I was excited to see it . . . as the cover illustration is a woodcut by me!
Here's a confession - I dread working on book covers and usually go out of my way to avoid doing so. It's a hangover from my previous life working for educational publishers, the book covers were the result of endless meetings and emails and the opinions of Uncle Tom Cobley and all. But that's all in the past and this time it wasn't me that was pulling the whole thing together, I 'just' had to come up with a picture. And the subject was right up my street . . . I couldn't refuse.
I'd do a woodcut, after all it's about wood so an illustration created by carving wood seems apt.
Great! They said, here's a list of what Ben would like include in the scene . . . it was a very long list!
I looked at the piles of reference photographs of Ben working and the tools he uses and the items he makes from wood harvested near his house, then I sketched them all in a scene. It was getting a bit crowded. I really loved the textures of the twigs and woven baskets so I played with the scale and brought them to the fore. On the back cover I put two frisky squirrels like the ones I see from my studio window.
There was a long pause . . . comments came from the publishers and from Ben. The Squirrels had to go (not welcome in Ben's wood!) the Rooks also got the chop, but the Long Tailed Tits could stay. A Blackbird and wood pile replaced the Squirrels on the back cover. The chair, besum and basket got moved back so they were fully visible.
At this point I paced around and sighed a lot. The composition was OK but something was missing, it needed a spark of something.
I ploughed on . . . to get all the detail in I'd need to work big. Very big! The birch plywood block is about 1 metre wide by 80 cm (3 x 2 feet). I started carving the design for the back, there are a lot of twigs!
Here's the block on my desk . . .
. . . nearly finished!
This is the finished block. I inked and hand burnished separate prints for the front and back. These where down onto thin Japanese paper that had visible fibres in it.
Here are the prints, scanned and positioned in Photoshop. I knocked back the paper texture but didn't clean it out entirely.
The publisher wanted me to add a second colour, or maybe a third and fourth? Doing this as a multi block print seemed risky (especially if last minute tweaks to the design were requested!)
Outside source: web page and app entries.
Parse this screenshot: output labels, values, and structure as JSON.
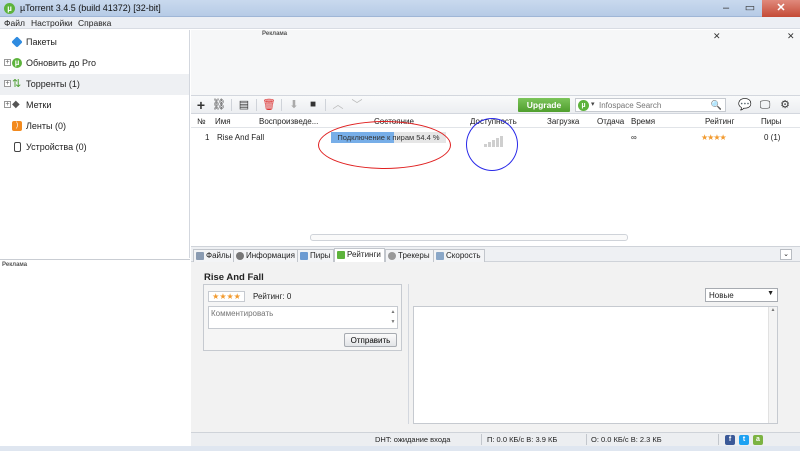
{
  "window": {
    "title": "µTorrent 3.4.5  (build 41372) [32-bit]",
    "logo": "µ",
    "min": "–",
    "max": "▭",
    "close": "✕"
  },
  "menu": [
    "Файл",
    "Настройки",
    "Справка"
  ],
  "sidebar": {
    "items": [
      {
        "label": "Пакеты",
        "icon": "bundle-icon"
      },
      {
        "label": "Обновить до Pro",
        "icon": "utorrent-icon"
      },
      {
        "label": "Торренты (1)",
        "icon": "torrents-icon"
      },
      {
        "label": "Метки",
        "icon": "tag-icon"
      },
      {
        "label": "Ленты (0)",
        "icon": "rss-icon"
      },
      {
        "label": "Устройства (0)",
        "icon": "device-icon"
      }
    ],
    "ad_label": "Реклама"
  },
  "top_ad": {
    "label": "Реклама"
  },
  "toolbar": {
    "upgrade_label": "Upgrade",
    "search_placeholder": "Infospace Search"
  },
  "list": {
    "columns": [
      "№",
      "Имя",
      "Воспроизведе...",
      "Состояние",
      "Доступность",
      "Загрузка",
      "Отдача",
      "Время",
      "Рейтинг",
      "Пиры"
    ],
    "rows": [
      {
        "num": "1",
        "name": "Rise And Fall",
        "status": "Подключение к пирам 54.4 %",
        "progress": 0.544,
        "download": "",
        "upload": "",
        "time": "∞",
        "rating": "★★★★",
        "peers": "0 (1)"
      }
    ]
  },
  "details": {
    "tabs": [
      "Файлы",
      "Информация",
      "Пиры",
      "Рейтинги",
      "Трекеры",
      "Скорость"
    ],
    "active_tab": "Рейтинги",
    "torrent_name": "Rise And Fall",
    "rating_stars": "★★★★",
    "rating_label": "Рейтинг: 0",
    "comment_placeholder": "Комментировать",
    "send_label": "Отправить",
    "sort_value": "Новые"
  },
  "status": {
    "dht": "DHT: ожидание входа",
    "down": "П: 0.0 КБ/с В: 3.9 КБ",
    "up": "О: 0.0 КБ/с В: 2.3 КБ"
  },
  "colors": {
    "accent_green": "#5db33c",
    "progress_fill": "#77aee8",
    "annotation_red": "#e02020",
    "annotation_blue": "#2a2ae8",
    "star": "#f29a2e"
  }
}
I decided to add the colours digitally using textured 'brushes' and merging the colours with the scanned print. I settled on a retro palette or apple green, yellow ochre and grey . . . it was at this point that things started to fall into place (Phew!) and I knew I could make this work. Which was a huge relief as I was almost - but not quite - regretting taking this on.
So, here's the finished cover . . .
. . . and here's the back
The book has a paper dust jacket, underneath is a nice binding with a linen spine. You might have noticed the dust jacket looks a slightly darker colour from the book inside . . . because, well, it is. The brighter colour was all settled on and printed, then after some thought the publisher decided darker more woodland tones would be nicer - so they tweaked the colours and printed the dust jacket.
I actually like both versions. The brighter version has the retro-look of my original artwork. But the dust jacket version looks great too.
It really is a lovely book, with lots of photos and beautiful illustrations describing traditional woodland craft projects. I'm sure it will find it's way under many Christmas trees this year.
PS: I've put this together on my iPad so will have to add the links later - now added x